According to Goode, the real stories come from the customers. “Everyone walking around has their own story, but for some reason the craziest, strangest stories come in here,” he says quietly as a white-haired, think-boned gentleman asks me if he can be interviewed. He wandered to the back of the store to join another old rocker-type to look through the crates of used records.
Goode interrupts our conversation to tend to more customers. He chats to a middle-aged woman buying three books. He puts on Neil Young’s Harvest Moon. Both sides of Goode’s spectrum of customers appreciate the Neil Young music playing in the background: young hipsters discovering it for the first time, and older bookish types reminiscing about yesterday. The shop boasts about 20,000 records that range from ‘90s pop sensations to rock classics. Once, a signed Miles Davis album came through the shop. “I don’t even think the person knew it was signed,” says Goode of the customer who sold it to the shop. Many boxes of dusty records sit in the brightly lit front room or in the dingy basement.

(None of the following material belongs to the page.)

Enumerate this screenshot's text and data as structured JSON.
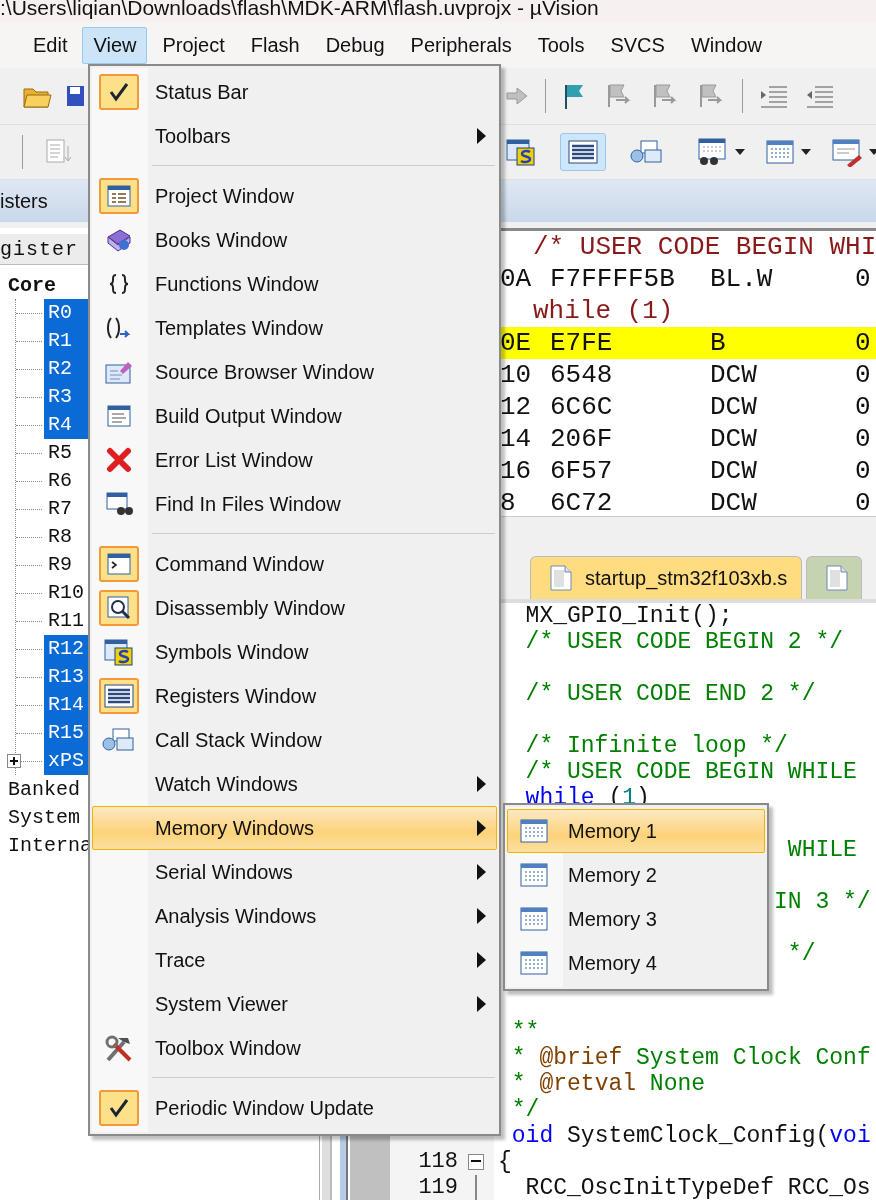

Unexpected finds lurk in the rows, such as “The Futurist’s Cookbook,” Italian poet Filippo Tommaso Marinetti’s 1932 ironic manifesto on revolutionizing culture through food.
Where to go: 2600 James St., Syracuse
What to drink here: Chai tea latte
Why: To lose yourself in the ephemera, records, and books borrowed from another era.